There are many supplements and feeds available that can safely help horses gain weight. Many contain high levels of fat, as well as vitamins, minerals, amino acids, and other nutrients that aid horses in building and maintaining muscle. These products can be expensive, but they are worth it if your hardworking hard-keeper wants to maintain his weight.
Vegetable oil can be purchased at the grocery store and used to increase your horse’s fat intake. It is easy to mix with his concentrate diet. Most horses find corn oil palatable, but canola or peanut oil are also good options. There will be much debate over the optimal ratio of omega-3 and omega-6 fatty acid in these products. However, if you want to gain weight on your horse, all fats can be used. As with all dietary changes, oil should be slowly introduced. Start with one quarter cup of oil per day and increase to two cups every other day for a horse that is average in size. Small horses and ponies will need less. Your horse may develop diarrhea or steatorrhea (fatty stool) if you give it too much. His manure will be oily from the oils he has not digested. Oils can also go rancid so make sure you store it in a cool area and give it a good sniff before giving it to your horse.
Rice bran, another fat source that horses love, is also rich in vitamin E and fiber. Rice bran has a high level of phosphorus which can cause a decrease in calcium levels in horses. You might consider feeding your horse a supplement of calcium or another food rich in calcium, such as alfalfa, if you are using natural rice bran. You can be sure to buy a horse-friendly rice bran product that has added calcium.
Rice bran should be slowly added to your diet, beginning with a small amount at a time and gradually increasing to one to two pounds each day. For commercial products, follow the label’s feeding instructions for exact serving sizes.
Concentrates are the final item.
Sweet feeds, starch- and/or sugar-based concentrates, and grains have long been the preferred high-calorie food choice for horses with thin legs, particularly those who are involved in hard work. These feeds are easy to use but can present health risks if they are fed in large quantities. Horses that eat more starch than they can digest in their stomachs and small intestines can develop colic or acute laminitis. Ralston says that although some horses are more sensitive than others to starches, you can inflict laminitis on any horse who is exposed to sudden grains/starch overloads.
Although commercial concentrates can provide a great source of calories for thin horses, they should be used with caution. Select a product that suits your horse’s age and activity level.

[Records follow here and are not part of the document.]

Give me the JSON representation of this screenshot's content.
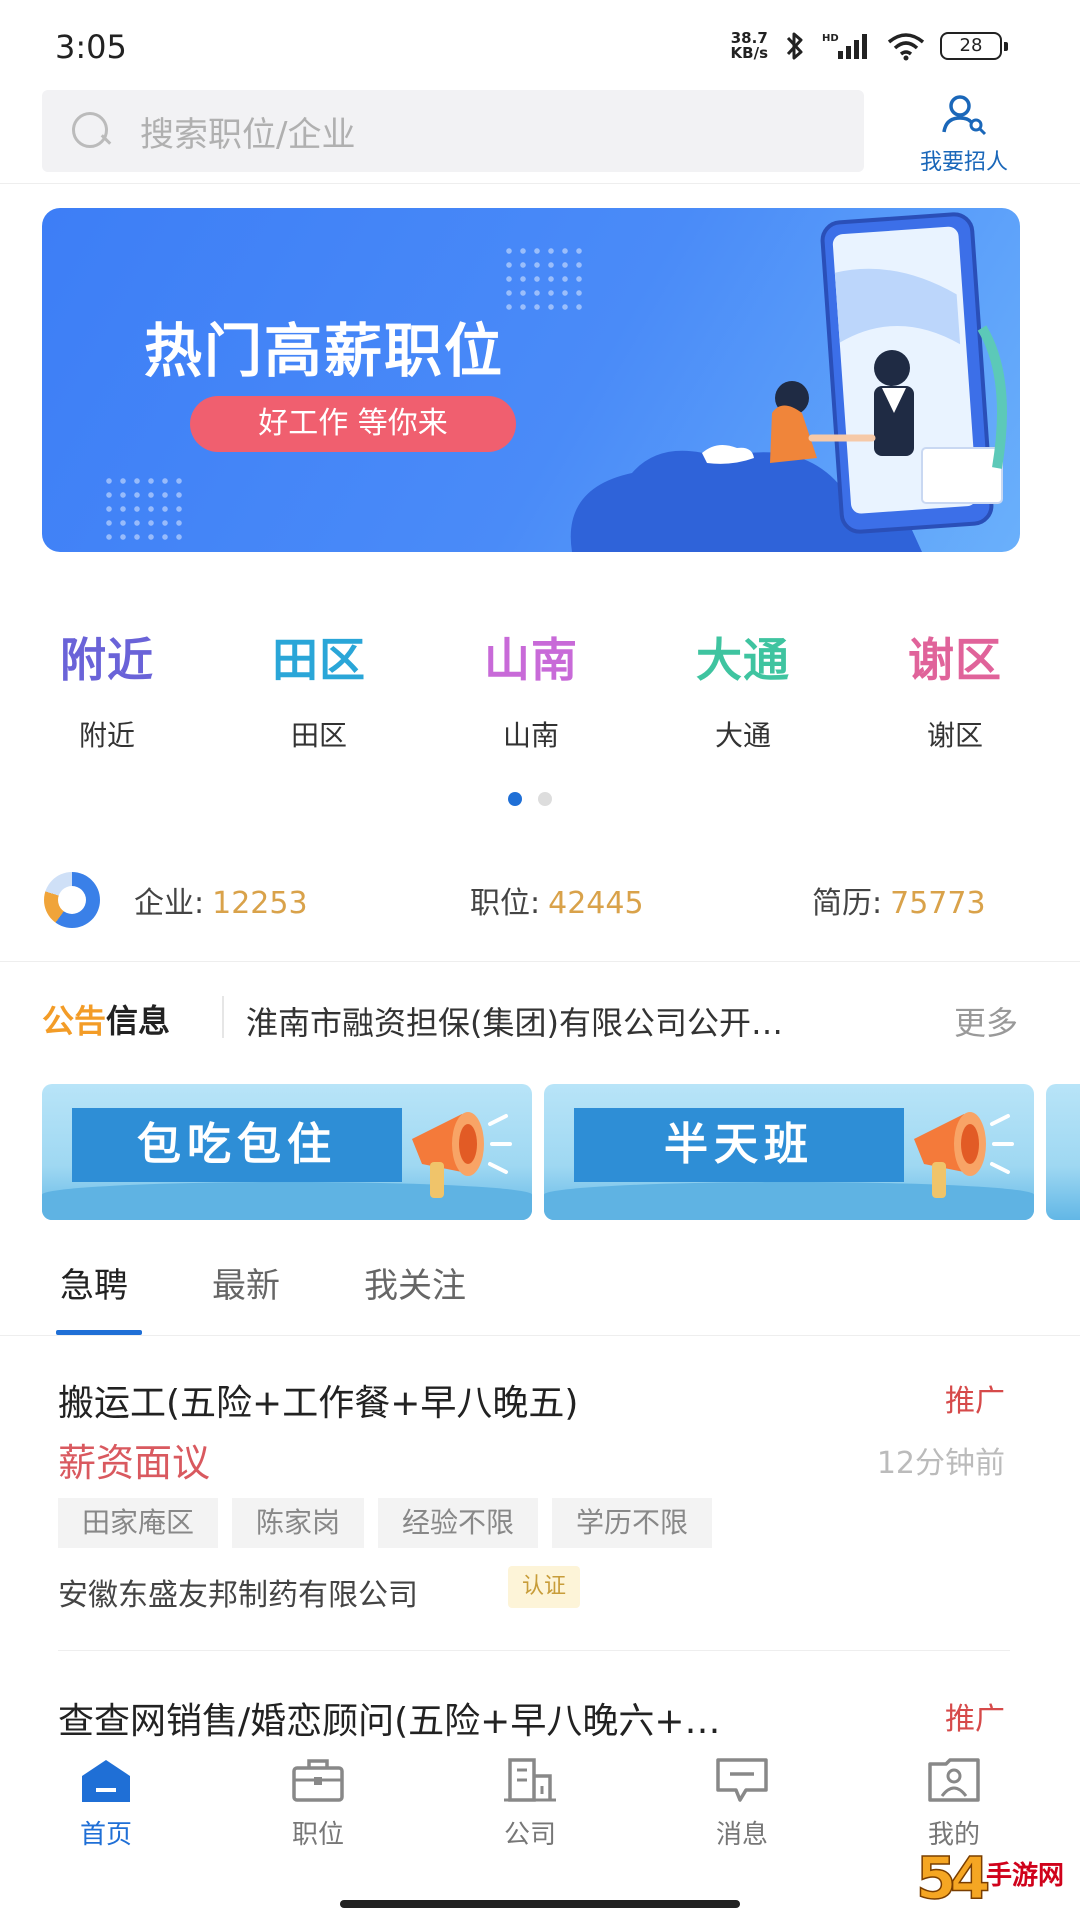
{
  "status_bar": {
    "time": "3:05",
    "net_speed_value": "38.7",
    "net_speed_unit": "KB/s",
    "battery": "28",
    "icons": [
      "bluetooth-icon",
      "signal-icon",
      "wifi-icon",
      "battery-icon"
    ]
  },
  "search": {
    "placeholder": "搜索职位/企业",
    "recruit_label": "我要招人"
  },
  "banner": {
    "title": "热门高薪职位",
    "subtitle": "好工作 等你来"
  },
  "quick_nav": {
    "items": [
      {
        "logo": "附近",
        "label": "附近",
        "color": "#6a63d8"
      },
      {
        "logo": "田区",
        "label": "田区",
        "color": "#2aa6d8"
      },
      {
        "logo": "山南",
        "label": "山南",
        "color": "#c86ad8"
      },
      {
        "logo": "大通",
        "label": "大通",
        "color": "#3fc4a0"
      },
      {
        "logo": "谢区",
        "label": "谢区",
        "color": "#e0639a"
      }
    ],
    "page_index": 1,
    "page_count": 2
  },
  "stats": {
    "company_label": "企业:",
    "company_value": "12253",
    "job_label": "职位:",
    "job_value": "42445",
    "resume_label": "简历:",
    "resume_value": "75773"
  },
  "notice": {
    "tag_part1": "公告",
    "tag_part2": "信息",
    "text": "淮南市融资担保(集团)有限公司公开…",
    "more": "更多"
  },
  "promos": [
    {
      "label": "包吃包住"
    },
    {
      "label": "半天班"
    }
  ],
  "tabs": [
    {
      "label": "急聘",
      "active": true
    },
    {
      "label": "最新",
      "active": false
    },
    {
      "label": "我关注",
      "active": false
    }
  ],
  "jobs": [
    {
      "title": "搬运工(五险+工作餐+早八晚五)",
      "promo": "推广",
      "salary": "薪资面议",
      "time": "12分钟前",
      "tags": [
        "田家庵区",
        "陈家岗",
        "经验不限",
        "学历不限"
      ],
      "company": "安徽东盛友邦制药有限公司",
      "cert": "认证"
    },
    {
      "title": "查查网销售/婚恋顾问(五险+早八晚六+…",
      "promo": "推广"
    }
  ],
  "bottom_nav": [
    {
      "label": "首页",
      "icon": "home-icon",
      "active": true
    },
    {
      "label": "职位",
      "icon": "briefcase-icon",
      "active": false
    },
    {
      "label": "公司",
      "icon": "building-icon",
      "active": false
    },
    {
      "label": "消息",
      "icon": "message-icon",
      "active": false
    },
    {
      "label": "我的",
      "icon": "profile-icon",
      "active": false
    }
  ],
  "watermark": {
    "text": "手游网"
  },
  "colors": {
    "primary": "#1f6fd6",
    "salary": "#d9595f",
    "stat_number": "#d9a24a",
    "notice_tag": "#f39c27"
  }
}
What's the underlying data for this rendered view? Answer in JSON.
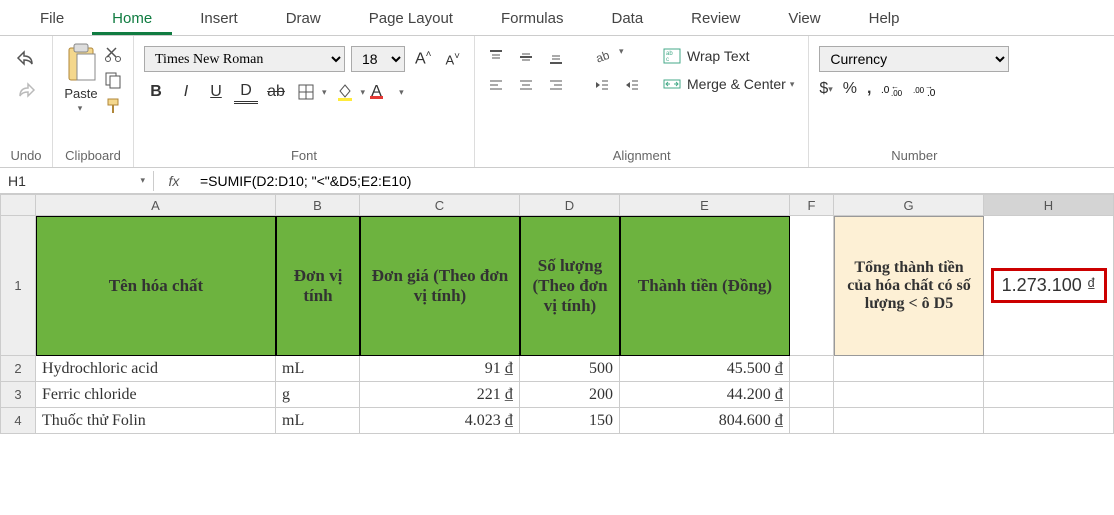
{
  "tabs": {
    "items": [
      "File",
      "Home",
      "Insert",
      "Draw",
      "Page Layout",
      "Formulas",
      "Data",
      "Review",
      "View",
      "Help"
    ],
    "active": "Home"
  },
  "clipboard": {
    "label": "Clipboard",
    "paste": "Paste"
  },
  "undo": {
    "label": "Undo"
  },
  "font": {
    "label": "Font",
    "family": "Times New Roman",
    "size": "18",
    "bold": "B",
    "italic": "I",
    "underline": "U",
    "dunder": "D"
  },
  "alignment": {
    "label": "Alignment",
    "wrap": "Wrap Text",
    "merge": "Merge & Center"
  },
  "number": {
    "label": "Number",
    "format": "Currency"
  },
  "formula_bar": {
    "cell": "H1",
    "fx": "fx",
    "formula": "=SUMIF(D2:D10; \"<\"&D5;E2:E10)"
  },
  "columns": [
    "A",
    "B",
    "C",
    "D",
    "E",
    "F",
    "G",
    "H"
  ],
  "header_row": {
    "A": "Tên hóa chất",
    "B": "Đơn vị tính",
    "C": "Đơn giá (Theo đơn vị tính)",
    "D": "Số lượng (Theo đơn vị tính)",
    "E": "Thành tiền (Đồng)",
    "G": "Tổng thành tiền của hóa chất có số lượng < ô D5",
    "H": "1.273.100 ₫"
  },
  "rows": [
    {
      "n": "2",
      "A": "Hydrochloric acid",
      "B": "mL",
      "C": "91 ₫",
      "D": "500",
      "E": "45.500 ₫"
    },
    {
      "n": "3",
      "A": "Ferric chloride",
      "B": "g",
      "C": "221 ₫",
      "D": "200",
      "E": "44.200 ₫"
    },
    {
      "n": "4",
      "A": "Thuốc thử Folin",
      "B": "mL",
      "C": "4.023 ₫",
      "D": "150",
      "E": "804.600 ₫"
    }
  ]
}
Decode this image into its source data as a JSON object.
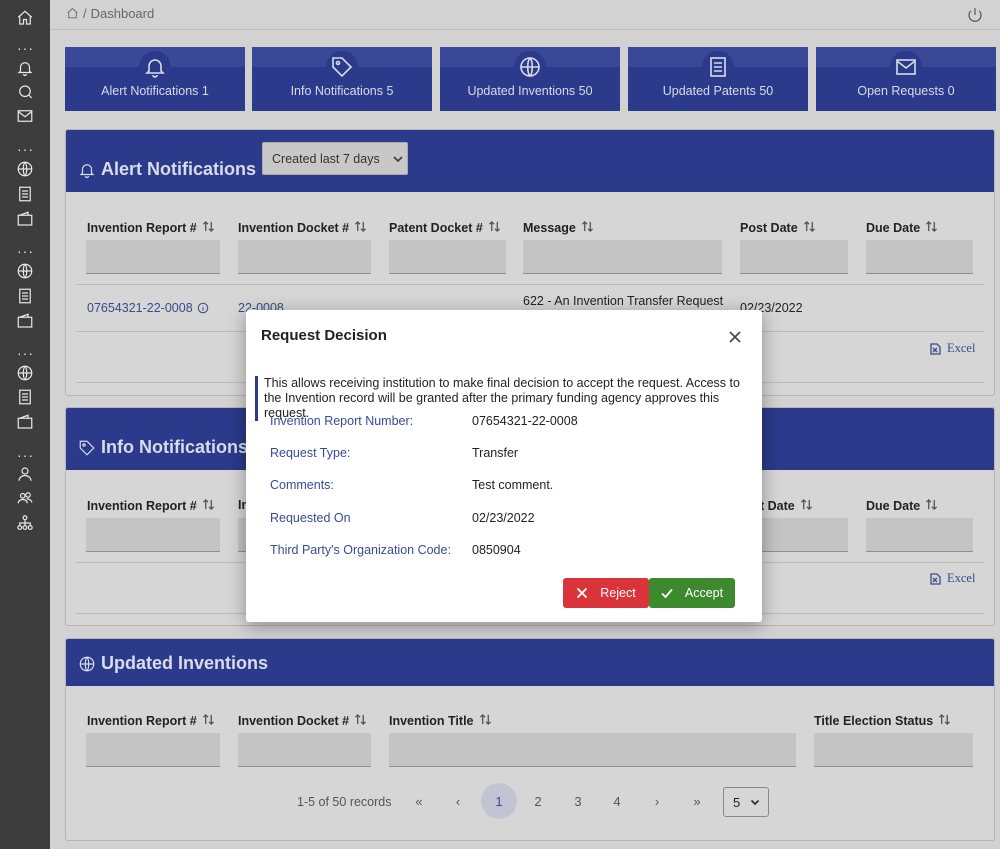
{
  "breadcrumb": {
    "current": "Dashboard"
  },
  "tiles": [
    {
      "label": "Alert Notifications 1",
      "icon": "bell-icon"
    },
    {
      "label": "Info Notifications 5",
      "icon": "tag-icon"
    },
    {
      "label": "Updated Inventions 50",
      "icon": "globe-icon"
    },
    {
      "label": "Updated Patents 50",
      "icon": "document-icon"
    },
    {
      "label": "Open Requests 0",
      "icon": "mail-icon"
    }
  ],
  "alert_panel": {
    "title": "Alert Notifications",
    "filter_dropdown": "Created last 7 days",
    "columns": [
      "Invention Report #",
      "Invention Docket #",
      "Patent Docket #",
      "Message",
      "Post Date",
      "Due Date"
    ],
    "row": {
      "invention_report": "07654321-22-0008",
      "invention_docket": "22-0008",
      "message": "622 - An Invention Transfer Request",
      "post_date": "02/23/2022"
    },
    "export_label": "Excel"
  },
  "info_panel": {
    "title": "Info Notifications",
    "columns": [
      "Invention Report #",
      "In",
      "st Date",
      "Due Date"
    ],
    "export_label": "Excel"
  },
  "inventions_panel": {
    "title": "Updated Inventions",
    "columns": [
      "Invention Report #",
      "Invention Docket #",
      "Invention Title",
      "Title Election Status"
    ],
    "pager": {
      "records_label": "1-5 of 50 records",
      "first": "«",
      "prev": "‹",
      "pages": [
        "1",
        "2",
        "3",
        "4"
      ],
      "next": "›",
      "last": "»",
      "per_page": "5"
    }
  },
  "modal": {
    "title": "Request Decision",
    "description": "This allows receiving institution to make final decision to accept the request. Access to the Invention record will be granted after the primary funding agency approves this request.",
    "fields": [
      {
        "label": "Invention Report Number:",
        "value": "07654321-22-0008"
      },
      {
        "label": "Request Type:",
        "value": "Transfer"
      },
      {
        "label": "Comments:",
        "value": "Test comment."
      },
      {
        "label": "Requested On",
        "value": "02/23/2022"
      },
      {
        "label": "Third Party's Organization Code:",
        "value": "0850904"
      }
    ],
    "reject_label": "Reject",
    "accept_label": "Accept"
  }
}
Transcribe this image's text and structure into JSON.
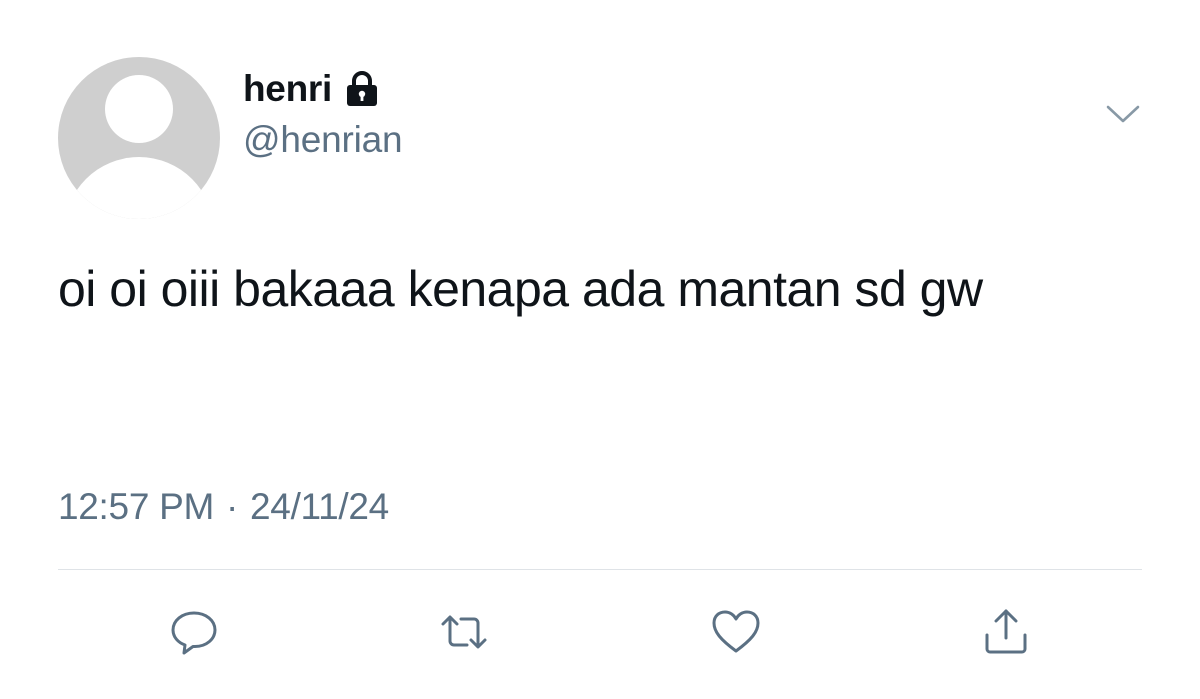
{
  "user": {
    "display_name": "henri",
    "handle": "@henrian",
    "protected_icon": "lock-icon",
    "avatar_icon": "default-avatar-icon"
  },
  "tweet": {
    "text": "oi oi oiii bakaaa kenapa ada mantan sd gw",
    "time": "12:57 PM",
    "separator": "·",
    "date": "24/11/24"
  },
  "actions": {
    "reply_icon": "reply-icon",
    "retweet_icon": "retweet-icon",
    "like_icon": "heart-icon",
    "share_icon": "share-icon",
    "menu_icon": "chevron-down-icon"
  },
  "colors": {
    "text_primary": "#0f1419",
    "text_secondary": "#5b7083",
    "icon": "#5b7083",
    "avatar_bg": "#cfcfcf",
    "divider": "#dfe3e7"
  }
}
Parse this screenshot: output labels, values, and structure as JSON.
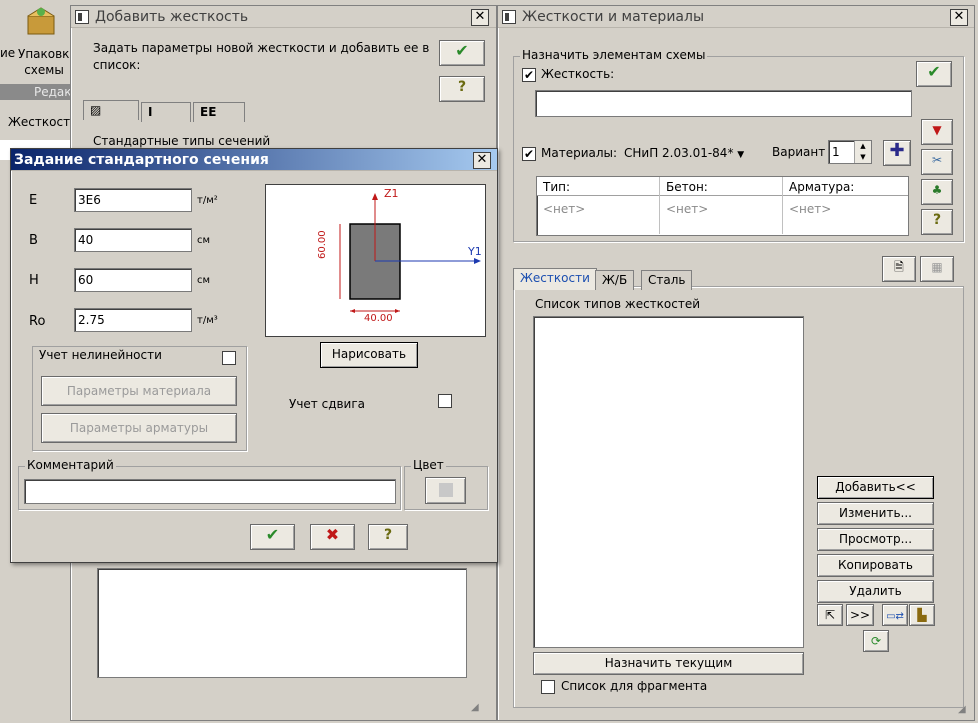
{
  "bg": {
    "toolbar_left_label1": "ие",
    "toolbar_packing_label": "Упаковка схемы",
    "ribbon_edit": "Редак",
    "stiff_tab_left": "Жесткости"
  },
  "add_dialog": {
    "title": "Добавить жесткость",
    "desc": "Задать параметры новой жесткости и добавить ее в список:",
    "tabs": [
      "",
      "I",
      "EE"
    ],
    "std_types": "Стандартные типы сечений"
  },
  "std_section": {
    "title": "Задание стандартного сечения",
    "params": [
      {
        "name": "E",
        "value": "3E6",
        "unit": "т/м²"
      },
      {
        "name": "B",
        "value": "40",
        "unit": "см"
      },
      {
        "name": "H",
        "value": "60",
        "unit": "см"
      },
      {
        "name": "Ro",
        "value": "2.75",
        "unit": "т/м³"
      }
    ],
    "nonlinear_label": "Учет нелинейности",
    "material_params_btn": "Параметры материала",
    "rebar_params_btn": "Параметры арматуры",
    "draw_btn": "Нарисовать",
    "shear_label": "Учет сдвига",
    "comment_label": "Комментарий",
    "color_label": "Цвет",
    "preview": {
      "z_axis": "Z1",
      "y_axis": "Y1",
      "height_dim": "60.00",
      "width_dim": "40.00"
    }
  },
  "stiff_mat": {
    "title": "Жесткости и материалы",
    "assign_group": "Назначить элементам схемы",
    "stiffness_label": "Жесткость:",
    "materials_label": "Материалы:",
    "norm": "СНиП 2.03.01-84*",
    "variant_label": "Вариант",
    "variant_value": "1",
    "table_headers": [
      "Тип:",
      "Бетон:",
      "Арматура:"
    ],
    "table_row": [
      "<нет>",
      "<нет>",
      "<нет>"
    ],
    "tabs": [
      "Жесткости",
      "Ж/Б",
      "Сталь"
    ],
    "list_label": "Список типов жесткостей",
    "buttons": {
      "add": "Добавить<<",
      "edit": "Изменить...",
      "view": "Просмотр...",
      "copy": "Копировать",
      "delete": "Удалить",
      "set_current": "Назначить текущим"
    },
    "nav_next": ">>",
    "fragment_label": "Список для фрагмента"
  }
}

Follow the label’s instructions to slowly introduce the feed to your horse’s diet.
Ralston says that horses should not be fed more than 0.5% of their body weight in concentrates in one meal. Five pounds is enough to feed a horse 1,000 pounds. You can give your horse more weight if he is a hard-keeper or an athlete. If he needs more, you can break it up into smaller meals that are spread out over the day.
Whatever type of concentrates or added fats your horse eats, ensure that he gets at least 1.5 to 2 percent of his daily forage intake. It is essential for his digestive health.
It is very simple to fatten a horse. The devil is in details. You may need to experiment with different combinations of fats, concentrates and forages to ensure your horse is healthy and strong. Consult an equine nutritionist if you are having trouble getting your horse to his ideal weight. It can be difficult to keep a horse from becoming obese, but it will pay off when you see him walking around the pasture looking strong, healthy, and happy.